Does Fragrance Oil Weigh the Same as Water?
Many people often wonder if fragrance oil weighs the same as water. The answer is no. Fragrance oils are lighter than water. This is because fragrance oils are usually made up of a combination of chemicals and oils, which aren’t as dense as water. The same is also true for candle wax.
When making candles, it’s important to remember that the weight of the fragrance oil and the wax will determine how much of each you need to make a certain size candle. If you want a stronger scent, you may need to use more fragrance oil. However, this may also mean that your candle will be lighter in weight than if you use less fragrance oil.
It’s important to keep in mind that fragrance oils should always be weighed rather than measured by volume.
Another factor that can affect the weight of your candle is the type of wax you use. There are many different types of wax available for candle making, each with their own unique properties.
Overall, it’s important to understand the weight of your candle ingredients when making candles.
How to Adjust Fragrance Oil Amounts to Achieve Desired Scent Throw Without Sacrificing Overall Candle Weight
- Start with the recommended amount of fragrance oil for your wax type
- Test burn your candle and note the scent throw
- If the scent throw is too strong, decrease the fragrance oil amount by 0.5-1%
- If the scent throw is too weak, increase the fragrance oil amount by 0.5-1%
- Continue testing and adjusting until you achieve the desired scent throw without sacrificing the overall candle weight
Understanding the density of fragrance oils is an essential aspect of creating quality perfumes. The density of perfume oil determines the amount of oil that can be added to the solvent, such as alcohol or water, to get the desired fragrance. In this article, we explore the importance of fragrance oil density in creating a perfume and how it affects the scent and feel of the end product.
What Is the Density of Perfume Oil?
Perfume oils are considered as an important ingredient in the process of making various perfumes and scented products. The density of perfume oil plays a critical role in determining the quality of the end product. The density of perfume oil refers to the concentration of fragrance oils in a given sample. It’s usually measured in grams per milliliter (g/mL).
This means that 250 grams of perfume oil will typically occupy a volume of around 275 milliliters.
Too much density and the end result will be too overpowering, whereas too little density and the fragrance won’t last as long.
It impacts the overall quality, fragrance intensity, longevity, and overall texture of the end product.
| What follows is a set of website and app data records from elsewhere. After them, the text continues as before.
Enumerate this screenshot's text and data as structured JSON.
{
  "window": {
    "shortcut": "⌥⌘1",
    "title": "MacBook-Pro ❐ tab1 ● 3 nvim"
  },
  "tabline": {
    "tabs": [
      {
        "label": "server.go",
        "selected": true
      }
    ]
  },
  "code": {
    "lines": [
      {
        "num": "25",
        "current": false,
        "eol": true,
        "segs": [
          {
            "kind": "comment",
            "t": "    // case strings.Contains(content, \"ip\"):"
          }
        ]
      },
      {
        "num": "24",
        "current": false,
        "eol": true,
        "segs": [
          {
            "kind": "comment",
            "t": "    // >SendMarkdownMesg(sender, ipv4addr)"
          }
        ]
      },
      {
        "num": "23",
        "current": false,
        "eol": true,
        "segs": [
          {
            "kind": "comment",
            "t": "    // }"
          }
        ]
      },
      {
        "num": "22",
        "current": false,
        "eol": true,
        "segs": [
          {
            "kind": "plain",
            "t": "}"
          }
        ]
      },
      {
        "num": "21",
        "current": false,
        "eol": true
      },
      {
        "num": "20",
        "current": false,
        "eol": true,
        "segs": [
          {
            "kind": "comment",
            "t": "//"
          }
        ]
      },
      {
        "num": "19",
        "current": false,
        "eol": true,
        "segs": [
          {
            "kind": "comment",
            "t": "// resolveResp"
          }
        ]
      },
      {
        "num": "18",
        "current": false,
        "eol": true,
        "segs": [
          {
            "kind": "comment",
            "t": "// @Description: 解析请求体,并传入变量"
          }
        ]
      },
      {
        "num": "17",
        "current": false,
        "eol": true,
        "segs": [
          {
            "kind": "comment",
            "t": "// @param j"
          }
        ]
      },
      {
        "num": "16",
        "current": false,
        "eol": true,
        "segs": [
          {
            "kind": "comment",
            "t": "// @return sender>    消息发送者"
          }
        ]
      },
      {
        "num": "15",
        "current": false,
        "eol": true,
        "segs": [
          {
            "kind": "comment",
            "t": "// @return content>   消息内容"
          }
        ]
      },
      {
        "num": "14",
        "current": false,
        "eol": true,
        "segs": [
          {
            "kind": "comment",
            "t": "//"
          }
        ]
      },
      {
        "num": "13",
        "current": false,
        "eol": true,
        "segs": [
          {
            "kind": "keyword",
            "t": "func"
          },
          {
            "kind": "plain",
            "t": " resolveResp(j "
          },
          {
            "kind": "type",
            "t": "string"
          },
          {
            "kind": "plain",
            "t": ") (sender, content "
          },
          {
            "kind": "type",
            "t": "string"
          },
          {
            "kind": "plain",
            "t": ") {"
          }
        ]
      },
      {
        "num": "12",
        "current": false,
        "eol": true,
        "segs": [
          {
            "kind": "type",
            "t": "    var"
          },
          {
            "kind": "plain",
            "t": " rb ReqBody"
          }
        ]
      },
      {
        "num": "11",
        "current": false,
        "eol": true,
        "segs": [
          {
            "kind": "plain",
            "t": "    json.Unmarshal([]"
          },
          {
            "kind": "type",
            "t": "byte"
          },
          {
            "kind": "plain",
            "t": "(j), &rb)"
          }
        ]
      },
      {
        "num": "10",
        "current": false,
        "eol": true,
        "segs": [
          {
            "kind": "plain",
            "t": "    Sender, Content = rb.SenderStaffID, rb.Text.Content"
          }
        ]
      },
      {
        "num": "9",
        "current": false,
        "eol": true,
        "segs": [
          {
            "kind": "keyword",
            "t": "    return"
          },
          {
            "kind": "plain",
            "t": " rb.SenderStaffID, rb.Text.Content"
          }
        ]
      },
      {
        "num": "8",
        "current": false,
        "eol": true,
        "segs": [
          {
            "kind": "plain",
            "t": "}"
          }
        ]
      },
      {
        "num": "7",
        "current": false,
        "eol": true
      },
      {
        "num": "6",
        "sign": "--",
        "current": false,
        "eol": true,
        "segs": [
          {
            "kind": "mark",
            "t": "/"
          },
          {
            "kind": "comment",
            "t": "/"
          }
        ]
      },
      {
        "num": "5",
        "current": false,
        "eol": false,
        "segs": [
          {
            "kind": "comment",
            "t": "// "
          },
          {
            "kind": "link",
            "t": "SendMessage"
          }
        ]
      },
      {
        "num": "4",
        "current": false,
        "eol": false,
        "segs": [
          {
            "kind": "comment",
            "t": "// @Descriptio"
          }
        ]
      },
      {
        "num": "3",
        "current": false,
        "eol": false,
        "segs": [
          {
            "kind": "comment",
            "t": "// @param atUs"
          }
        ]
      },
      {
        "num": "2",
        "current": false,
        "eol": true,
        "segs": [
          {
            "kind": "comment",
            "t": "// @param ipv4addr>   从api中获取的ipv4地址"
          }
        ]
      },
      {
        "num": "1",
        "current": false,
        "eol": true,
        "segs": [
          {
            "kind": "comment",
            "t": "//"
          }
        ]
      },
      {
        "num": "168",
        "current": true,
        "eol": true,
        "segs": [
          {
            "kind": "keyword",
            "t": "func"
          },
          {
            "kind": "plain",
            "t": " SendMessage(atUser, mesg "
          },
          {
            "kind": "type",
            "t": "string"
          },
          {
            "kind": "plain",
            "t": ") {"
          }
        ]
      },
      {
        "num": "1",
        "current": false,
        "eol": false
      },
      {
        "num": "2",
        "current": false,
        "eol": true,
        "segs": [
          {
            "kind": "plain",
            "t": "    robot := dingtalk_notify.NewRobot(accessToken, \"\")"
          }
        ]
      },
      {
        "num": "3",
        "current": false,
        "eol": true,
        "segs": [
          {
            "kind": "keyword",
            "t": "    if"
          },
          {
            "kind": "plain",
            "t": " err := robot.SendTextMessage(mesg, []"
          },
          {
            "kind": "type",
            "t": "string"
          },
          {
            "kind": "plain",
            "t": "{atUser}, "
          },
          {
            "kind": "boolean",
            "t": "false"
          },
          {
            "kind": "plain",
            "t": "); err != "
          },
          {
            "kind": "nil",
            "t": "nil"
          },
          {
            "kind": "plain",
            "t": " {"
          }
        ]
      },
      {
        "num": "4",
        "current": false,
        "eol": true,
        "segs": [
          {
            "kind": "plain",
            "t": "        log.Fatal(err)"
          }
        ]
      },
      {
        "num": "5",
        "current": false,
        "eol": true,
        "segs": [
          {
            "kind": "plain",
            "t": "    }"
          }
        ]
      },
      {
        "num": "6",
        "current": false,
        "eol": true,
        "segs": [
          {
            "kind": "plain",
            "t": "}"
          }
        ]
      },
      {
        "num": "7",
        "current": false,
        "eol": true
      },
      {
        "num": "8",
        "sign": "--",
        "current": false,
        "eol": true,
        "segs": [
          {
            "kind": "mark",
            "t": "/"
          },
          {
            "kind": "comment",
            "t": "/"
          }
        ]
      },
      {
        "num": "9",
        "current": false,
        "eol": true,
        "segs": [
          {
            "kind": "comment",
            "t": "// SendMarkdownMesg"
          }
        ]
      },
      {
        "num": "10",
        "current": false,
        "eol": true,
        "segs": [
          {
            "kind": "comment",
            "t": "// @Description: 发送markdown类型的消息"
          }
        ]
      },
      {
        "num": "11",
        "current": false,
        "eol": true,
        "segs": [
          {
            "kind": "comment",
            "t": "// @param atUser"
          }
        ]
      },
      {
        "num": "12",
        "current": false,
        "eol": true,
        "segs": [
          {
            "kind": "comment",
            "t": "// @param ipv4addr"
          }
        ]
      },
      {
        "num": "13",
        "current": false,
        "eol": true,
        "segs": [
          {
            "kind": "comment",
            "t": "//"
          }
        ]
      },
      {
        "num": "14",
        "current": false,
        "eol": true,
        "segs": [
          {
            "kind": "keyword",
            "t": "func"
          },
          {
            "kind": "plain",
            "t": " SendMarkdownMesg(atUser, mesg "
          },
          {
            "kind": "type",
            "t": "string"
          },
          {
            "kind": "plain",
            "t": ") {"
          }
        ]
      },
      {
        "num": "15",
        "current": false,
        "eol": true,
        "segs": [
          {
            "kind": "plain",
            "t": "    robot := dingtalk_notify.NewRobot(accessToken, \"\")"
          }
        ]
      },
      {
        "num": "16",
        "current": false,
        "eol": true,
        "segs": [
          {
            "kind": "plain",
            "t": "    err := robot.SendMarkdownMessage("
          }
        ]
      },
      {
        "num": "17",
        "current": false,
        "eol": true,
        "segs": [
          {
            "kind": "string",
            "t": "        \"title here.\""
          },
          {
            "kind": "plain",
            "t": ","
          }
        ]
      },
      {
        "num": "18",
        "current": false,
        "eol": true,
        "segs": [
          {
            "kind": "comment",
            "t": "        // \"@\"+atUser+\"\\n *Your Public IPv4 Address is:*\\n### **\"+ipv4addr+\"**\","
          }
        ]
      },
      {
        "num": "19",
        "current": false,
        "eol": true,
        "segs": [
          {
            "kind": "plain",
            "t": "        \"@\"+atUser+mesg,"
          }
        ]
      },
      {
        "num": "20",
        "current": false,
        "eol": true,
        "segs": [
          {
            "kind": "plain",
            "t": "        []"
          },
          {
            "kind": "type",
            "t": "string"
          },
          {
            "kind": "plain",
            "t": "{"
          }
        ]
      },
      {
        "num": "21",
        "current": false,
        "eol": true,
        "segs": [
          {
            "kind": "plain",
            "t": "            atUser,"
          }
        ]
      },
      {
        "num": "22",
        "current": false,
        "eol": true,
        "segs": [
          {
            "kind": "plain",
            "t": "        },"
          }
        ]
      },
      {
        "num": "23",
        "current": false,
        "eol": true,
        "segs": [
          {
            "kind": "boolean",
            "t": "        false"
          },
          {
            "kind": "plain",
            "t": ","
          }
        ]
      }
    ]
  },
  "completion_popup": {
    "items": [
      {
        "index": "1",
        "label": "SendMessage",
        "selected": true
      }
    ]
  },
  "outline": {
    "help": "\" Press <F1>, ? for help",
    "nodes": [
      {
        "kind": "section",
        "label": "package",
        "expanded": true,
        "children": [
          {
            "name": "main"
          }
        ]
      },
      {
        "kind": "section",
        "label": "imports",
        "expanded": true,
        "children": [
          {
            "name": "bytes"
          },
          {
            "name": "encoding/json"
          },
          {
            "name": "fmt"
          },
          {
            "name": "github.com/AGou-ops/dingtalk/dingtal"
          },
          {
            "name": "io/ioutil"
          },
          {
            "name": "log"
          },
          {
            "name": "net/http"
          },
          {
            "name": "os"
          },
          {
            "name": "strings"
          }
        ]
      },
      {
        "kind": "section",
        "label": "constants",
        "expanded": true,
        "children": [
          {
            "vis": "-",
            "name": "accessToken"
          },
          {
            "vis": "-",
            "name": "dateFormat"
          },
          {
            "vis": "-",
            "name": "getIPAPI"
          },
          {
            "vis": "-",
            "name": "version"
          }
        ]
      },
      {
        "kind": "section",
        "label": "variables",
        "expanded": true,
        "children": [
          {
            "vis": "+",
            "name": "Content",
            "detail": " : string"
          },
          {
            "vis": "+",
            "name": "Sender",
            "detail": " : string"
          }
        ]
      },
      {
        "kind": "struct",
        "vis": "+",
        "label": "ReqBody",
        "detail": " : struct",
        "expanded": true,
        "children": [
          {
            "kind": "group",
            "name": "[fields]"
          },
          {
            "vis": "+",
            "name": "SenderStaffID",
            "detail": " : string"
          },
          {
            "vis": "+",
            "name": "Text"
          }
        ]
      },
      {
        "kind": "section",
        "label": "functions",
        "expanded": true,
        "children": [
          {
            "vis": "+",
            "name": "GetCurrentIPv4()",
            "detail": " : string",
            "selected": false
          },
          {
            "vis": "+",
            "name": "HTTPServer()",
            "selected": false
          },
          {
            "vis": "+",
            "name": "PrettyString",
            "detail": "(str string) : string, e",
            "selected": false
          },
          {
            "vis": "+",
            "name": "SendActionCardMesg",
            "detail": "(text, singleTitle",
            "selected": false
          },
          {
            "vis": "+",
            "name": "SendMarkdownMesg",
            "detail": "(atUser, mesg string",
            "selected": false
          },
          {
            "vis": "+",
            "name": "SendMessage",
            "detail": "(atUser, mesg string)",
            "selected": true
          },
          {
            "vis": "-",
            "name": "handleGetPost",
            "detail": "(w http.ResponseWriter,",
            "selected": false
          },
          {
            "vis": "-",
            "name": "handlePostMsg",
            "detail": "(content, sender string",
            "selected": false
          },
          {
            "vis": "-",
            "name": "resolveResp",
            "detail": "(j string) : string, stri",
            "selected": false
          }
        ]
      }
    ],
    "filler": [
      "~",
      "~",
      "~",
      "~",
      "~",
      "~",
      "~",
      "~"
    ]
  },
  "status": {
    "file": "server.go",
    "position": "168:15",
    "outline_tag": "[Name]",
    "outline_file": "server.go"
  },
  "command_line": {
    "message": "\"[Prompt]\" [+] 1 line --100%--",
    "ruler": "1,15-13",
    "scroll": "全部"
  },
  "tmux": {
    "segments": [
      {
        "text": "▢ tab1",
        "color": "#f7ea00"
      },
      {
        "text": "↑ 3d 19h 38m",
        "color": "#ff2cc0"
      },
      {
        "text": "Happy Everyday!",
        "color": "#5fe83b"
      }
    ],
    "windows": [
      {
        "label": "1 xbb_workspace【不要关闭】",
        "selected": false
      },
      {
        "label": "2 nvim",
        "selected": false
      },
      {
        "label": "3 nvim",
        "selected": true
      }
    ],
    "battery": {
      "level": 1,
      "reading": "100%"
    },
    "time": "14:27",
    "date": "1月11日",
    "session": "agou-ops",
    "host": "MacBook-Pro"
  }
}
As such, it’s important to choose high-quality perfume oils with consistent density values from reputable suppliers to ensure consistent results.
Factors That Affect the Density of Perfume Oil.
- Type of base oil
- Concentration of fragrance
- Age of the perfume
- Storage conditions
- Composition of other ingredients
- Chemical interactions with packaging